Professor of Physics and Environmental Science
  • Burning out prairie grasses prior to a presribed fire

  • The flag marks the spot: one of my sampling sites at Hitchcock Nature Center

  • A (not so great) soil core from the Hitchcock valley bottoms

  • A fire-resistant oak

  • Controlling a prescribed fire

  • Lots of smoke, but very little heat

  • One of the last fires of the day

Research at Hitchcock Nature Center, Iowa

Hitchcock Nature Center was one of my first study sites once I came to Trinity. I have visited it annually since 2002 when I began taking soil cores from Badger Ridge. They were part of an initial study to link local climates to the magnetic properties of modern soils. Over the following years we have measured erosion rates at HNC to assist the local natural resources manager in managing the park and to estimate how rapidly soils acquire a magnetic signal.

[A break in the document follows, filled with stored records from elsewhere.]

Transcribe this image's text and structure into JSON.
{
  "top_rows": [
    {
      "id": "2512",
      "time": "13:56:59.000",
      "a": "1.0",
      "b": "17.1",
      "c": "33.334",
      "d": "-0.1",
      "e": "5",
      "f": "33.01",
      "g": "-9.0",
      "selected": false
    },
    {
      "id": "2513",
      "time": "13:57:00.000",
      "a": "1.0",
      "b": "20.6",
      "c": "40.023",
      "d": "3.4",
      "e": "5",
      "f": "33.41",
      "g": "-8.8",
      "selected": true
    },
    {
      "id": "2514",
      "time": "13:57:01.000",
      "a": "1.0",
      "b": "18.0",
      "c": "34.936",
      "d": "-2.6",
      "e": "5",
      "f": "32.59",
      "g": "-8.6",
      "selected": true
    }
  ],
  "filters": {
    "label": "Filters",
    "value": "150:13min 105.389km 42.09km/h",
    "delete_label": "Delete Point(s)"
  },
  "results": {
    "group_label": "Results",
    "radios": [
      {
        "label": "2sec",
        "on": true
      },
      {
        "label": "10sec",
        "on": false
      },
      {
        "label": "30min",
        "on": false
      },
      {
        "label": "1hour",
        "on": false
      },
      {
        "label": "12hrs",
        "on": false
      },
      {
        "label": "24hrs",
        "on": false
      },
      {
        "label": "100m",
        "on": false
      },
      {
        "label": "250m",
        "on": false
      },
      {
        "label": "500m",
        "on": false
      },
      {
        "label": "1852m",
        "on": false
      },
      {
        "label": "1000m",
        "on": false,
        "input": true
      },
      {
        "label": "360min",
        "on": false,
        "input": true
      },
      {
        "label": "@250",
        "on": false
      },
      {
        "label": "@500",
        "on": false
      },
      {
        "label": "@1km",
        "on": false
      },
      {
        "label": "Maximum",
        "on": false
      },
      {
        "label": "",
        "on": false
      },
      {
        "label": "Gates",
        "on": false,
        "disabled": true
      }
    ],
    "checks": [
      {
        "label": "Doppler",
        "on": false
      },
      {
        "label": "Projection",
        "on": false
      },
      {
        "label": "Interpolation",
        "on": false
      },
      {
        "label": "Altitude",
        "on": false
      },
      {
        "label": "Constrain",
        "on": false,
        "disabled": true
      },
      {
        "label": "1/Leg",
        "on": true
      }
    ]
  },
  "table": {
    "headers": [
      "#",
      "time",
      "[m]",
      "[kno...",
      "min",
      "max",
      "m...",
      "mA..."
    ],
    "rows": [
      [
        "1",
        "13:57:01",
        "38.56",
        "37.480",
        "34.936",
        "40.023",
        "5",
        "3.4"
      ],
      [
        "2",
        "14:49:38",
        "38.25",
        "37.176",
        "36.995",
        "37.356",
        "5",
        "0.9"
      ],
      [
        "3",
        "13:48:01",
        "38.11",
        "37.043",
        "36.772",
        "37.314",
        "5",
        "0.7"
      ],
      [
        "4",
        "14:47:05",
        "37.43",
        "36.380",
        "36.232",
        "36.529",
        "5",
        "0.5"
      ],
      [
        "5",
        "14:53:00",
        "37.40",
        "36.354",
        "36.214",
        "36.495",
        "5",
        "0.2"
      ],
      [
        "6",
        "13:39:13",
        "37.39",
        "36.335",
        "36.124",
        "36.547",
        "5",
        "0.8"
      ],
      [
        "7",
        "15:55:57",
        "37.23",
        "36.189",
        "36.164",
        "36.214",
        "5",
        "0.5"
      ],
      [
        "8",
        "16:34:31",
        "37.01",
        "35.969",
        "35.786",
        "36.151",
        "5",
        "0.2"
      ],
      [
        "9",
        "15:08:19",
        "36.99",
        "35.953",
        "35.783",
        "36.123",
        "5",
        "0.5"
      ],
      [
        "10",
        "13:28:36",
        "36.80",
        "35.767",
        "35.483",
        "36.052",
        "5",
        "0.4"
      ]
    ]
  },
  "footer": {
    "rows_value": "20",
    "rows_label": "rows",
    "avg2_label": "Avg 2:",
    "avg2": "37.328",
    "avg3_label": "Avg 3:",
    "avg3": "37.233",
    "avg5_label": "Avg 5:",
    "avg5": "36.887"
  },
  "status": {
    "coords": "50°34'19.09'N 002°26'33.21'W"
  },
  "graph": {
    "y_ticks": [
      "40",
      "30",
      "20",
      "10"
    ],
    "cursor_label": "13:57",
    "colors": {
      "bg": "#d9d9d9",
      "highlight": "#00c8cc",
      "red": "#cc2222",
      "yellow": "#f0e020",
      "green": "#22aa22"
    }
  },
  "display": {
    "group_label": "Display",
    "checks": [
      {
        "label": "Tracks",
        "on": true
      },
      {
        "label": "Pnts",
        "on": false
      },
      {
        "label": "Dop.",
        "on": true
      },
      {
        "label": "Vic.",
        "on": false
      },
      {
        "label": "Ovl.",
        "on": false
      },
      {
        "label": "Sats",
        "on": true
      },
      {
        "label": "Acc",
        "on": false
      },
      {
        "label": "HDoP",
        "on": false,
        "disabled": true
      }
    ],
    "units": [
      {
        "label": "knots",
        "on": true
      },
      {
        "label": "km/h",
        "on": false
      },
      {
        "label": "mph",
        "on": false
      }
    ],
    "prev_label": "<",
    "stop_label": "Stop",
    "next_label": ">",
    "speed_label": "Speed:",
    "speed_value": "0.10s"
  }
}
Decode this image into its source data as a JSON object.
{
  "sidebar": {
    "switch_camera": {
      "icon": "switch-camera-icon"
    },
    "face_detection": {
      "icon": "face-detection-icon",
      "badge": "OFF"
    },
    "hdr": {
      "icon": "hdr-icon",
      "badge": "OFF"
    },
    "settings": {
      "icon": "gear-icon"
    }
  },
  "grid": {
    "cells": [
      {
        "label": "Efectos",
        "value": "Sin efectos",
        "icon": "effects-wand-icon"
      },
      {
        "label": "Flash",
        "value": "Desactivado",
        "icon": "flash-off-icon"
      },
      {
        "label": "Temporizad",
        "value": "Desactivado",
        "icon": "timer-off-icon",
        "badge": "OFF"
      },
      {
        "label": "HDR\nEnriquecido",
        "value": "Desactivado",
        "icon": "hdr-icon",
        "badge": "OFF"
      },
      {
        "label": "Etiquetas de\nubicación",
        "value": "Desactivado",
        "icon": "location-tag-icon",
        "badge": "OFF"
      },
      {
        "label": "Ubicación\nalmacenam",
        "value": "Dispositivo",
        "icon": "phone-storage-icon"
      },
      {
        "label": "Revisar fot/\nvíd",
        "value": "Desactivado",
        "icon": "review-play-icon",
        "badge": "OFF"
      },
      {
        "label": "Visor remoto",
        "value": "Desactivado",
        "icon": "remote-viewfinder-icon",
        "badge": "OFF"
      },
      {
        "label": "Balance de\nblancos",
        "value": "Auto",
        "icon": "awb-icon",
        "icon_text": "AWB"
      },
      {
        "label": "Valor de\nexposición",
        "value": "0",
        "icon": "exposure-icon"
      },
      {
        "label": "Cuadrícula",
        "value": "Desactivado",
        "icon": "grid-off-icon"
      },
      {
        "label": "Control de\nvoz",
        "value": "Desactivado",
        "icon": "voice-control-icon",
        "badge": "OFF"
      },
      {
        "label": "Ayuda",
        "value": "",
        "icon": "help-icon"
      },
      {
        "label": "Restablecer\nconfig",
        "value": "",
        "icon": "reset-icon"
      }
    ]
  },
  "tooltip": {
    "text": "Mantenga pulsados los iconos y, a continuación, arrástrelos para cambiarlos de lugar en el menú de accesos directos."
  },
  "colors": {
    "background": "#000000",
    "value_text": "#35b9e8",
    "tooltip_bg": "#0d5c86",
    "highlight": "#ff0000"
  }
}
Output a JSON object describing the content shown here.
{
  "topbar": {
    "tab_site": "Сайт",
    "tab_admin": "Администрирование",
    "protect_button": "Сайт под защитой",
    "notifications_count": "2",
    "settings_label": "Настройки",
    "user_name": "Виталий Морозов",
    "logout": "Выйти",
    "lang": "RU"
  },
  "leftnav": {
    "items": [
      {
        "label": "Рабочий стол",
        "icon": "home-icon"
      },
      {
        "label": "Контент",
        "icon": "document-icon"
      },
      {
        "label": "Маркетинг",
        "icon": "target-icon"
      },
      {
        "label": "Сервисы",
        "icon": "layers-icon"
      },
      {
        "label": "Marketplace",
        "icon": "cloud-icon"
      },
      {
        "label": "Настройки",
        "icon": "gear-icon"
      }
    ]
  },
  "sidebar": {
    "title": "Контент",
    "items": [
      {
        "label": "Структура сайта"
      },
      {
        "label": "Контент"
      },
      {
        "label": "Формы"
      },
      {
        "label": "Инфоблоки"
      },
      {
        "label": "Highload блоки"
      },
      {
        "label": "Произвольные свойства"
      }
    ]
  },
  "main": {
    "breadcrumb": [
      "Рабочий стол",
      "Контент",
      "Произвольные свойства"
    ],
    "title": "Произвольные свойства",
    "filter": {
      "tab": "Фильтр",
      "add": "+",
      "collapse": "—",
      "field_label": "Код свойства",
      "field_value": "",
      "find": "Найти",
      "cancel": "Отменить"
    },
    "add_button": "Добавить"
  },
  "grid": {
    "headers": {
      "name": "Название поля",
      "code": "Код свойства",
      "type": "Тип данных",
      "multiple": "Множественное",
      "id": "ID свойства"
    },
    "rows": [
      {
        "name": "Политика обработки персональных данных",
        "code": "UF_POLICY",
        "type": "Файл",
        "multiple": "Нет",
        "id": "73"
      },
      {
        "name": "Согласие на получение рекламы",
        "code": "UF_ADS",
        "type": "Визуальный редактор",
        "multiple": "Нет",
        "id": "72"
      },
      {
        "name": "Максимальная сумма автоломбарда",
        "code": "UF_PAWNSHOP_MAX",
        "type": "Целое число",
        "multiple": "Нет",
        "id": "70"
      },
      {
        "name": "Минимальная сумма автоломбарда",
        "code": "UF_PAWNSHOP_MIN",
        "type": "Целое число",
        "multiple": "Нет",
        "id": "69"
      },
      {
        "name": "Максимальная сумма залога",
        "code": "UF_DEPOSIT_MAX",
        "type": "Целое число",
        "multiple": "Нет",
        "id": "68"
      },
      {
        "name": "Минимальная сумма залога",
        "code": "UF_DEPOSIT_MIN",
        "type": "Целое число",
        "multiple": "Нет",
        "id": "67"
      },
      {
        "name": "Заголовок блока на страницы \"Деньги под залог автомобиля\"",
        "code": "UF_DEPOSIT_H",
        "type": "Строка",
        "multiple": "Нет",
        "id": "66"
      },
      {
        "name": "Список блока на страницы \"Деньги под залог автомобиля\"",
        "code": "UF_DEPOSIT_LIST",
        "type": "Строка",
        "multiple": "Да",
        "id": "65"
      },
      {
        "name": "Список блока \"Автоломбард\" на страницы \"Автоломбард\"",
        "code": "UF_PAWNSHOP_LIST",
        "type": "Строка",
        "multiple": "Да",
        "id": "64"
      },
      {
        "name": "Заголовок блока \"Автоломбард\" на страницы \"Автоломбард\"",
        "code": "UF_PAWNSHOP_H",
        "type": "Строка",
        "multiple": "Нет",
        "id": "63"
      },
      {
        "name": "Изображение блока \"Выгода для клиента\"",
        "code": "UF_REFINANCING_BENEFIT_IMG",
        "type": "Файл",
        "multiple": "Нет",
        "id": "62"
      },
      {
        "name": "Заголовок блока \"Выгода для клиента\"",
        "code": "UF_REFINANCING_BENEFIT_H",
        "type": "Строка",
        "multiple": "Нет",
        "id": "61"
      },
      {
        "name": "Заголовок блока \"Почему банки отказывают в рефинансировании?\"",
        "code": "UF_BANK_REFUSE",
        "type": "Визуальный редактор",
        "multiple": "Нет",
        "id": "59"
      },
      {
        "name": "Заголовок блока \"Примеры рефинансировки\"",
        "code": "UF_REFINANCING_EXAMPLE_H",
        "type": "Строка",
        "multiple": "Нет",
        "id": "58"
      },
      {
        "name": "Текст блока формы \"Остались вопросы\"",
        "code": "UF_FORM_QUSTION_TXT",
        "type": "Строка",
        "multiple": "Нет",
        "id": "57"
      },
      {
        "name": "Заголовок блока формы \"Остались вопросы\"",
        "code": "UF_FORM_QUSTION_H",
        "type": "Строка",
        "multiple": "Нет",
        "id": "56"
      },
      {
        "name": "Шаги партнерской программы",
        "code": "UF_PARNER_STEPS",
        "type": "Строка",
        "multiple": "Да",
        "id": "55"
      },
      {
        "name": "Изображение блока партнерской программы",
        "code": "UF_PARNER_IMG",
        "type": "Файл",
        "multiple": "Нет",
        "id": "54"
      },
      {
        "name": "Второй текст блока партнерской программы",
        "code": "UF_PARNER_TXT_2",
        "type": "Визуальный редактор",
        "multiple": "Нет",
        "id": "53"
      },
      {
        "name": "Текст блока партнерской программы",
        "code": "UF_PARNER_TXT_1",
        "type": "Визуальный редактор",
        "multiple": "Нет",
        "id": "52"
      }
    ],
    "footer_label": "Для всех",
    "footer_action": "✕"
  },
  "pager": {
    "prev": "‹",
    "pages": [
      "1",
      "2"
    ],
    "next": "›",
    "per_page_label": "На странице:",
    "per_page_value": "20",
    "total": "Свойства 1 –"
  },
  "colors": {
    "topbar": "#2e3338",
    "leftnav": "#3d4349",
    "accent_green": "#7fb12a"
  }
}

In recent years I have focused on the effects of prescribed fires on soil magnetic properties. Soils can become strongly magnetic if exposed to temperatures above ~300°C, which could complicate the interpretation of soil magnetic properties in terms of climate. Our studies have shown that prescribed fires in tall grass prairie and oak savanna rarely become hot enough to alter the magnetic properties of the soil. Frequent prescribed burns leave little fuel to accumulate, most heat radiates upward rather than downward into the soil, and grass fires move too quickly to significantly raise soil temperatures.

Current research maps fire intensity on the hillside level, and attempts to reconstruct pre-historic fire frequency and severity based on the study of soil and sediment cores.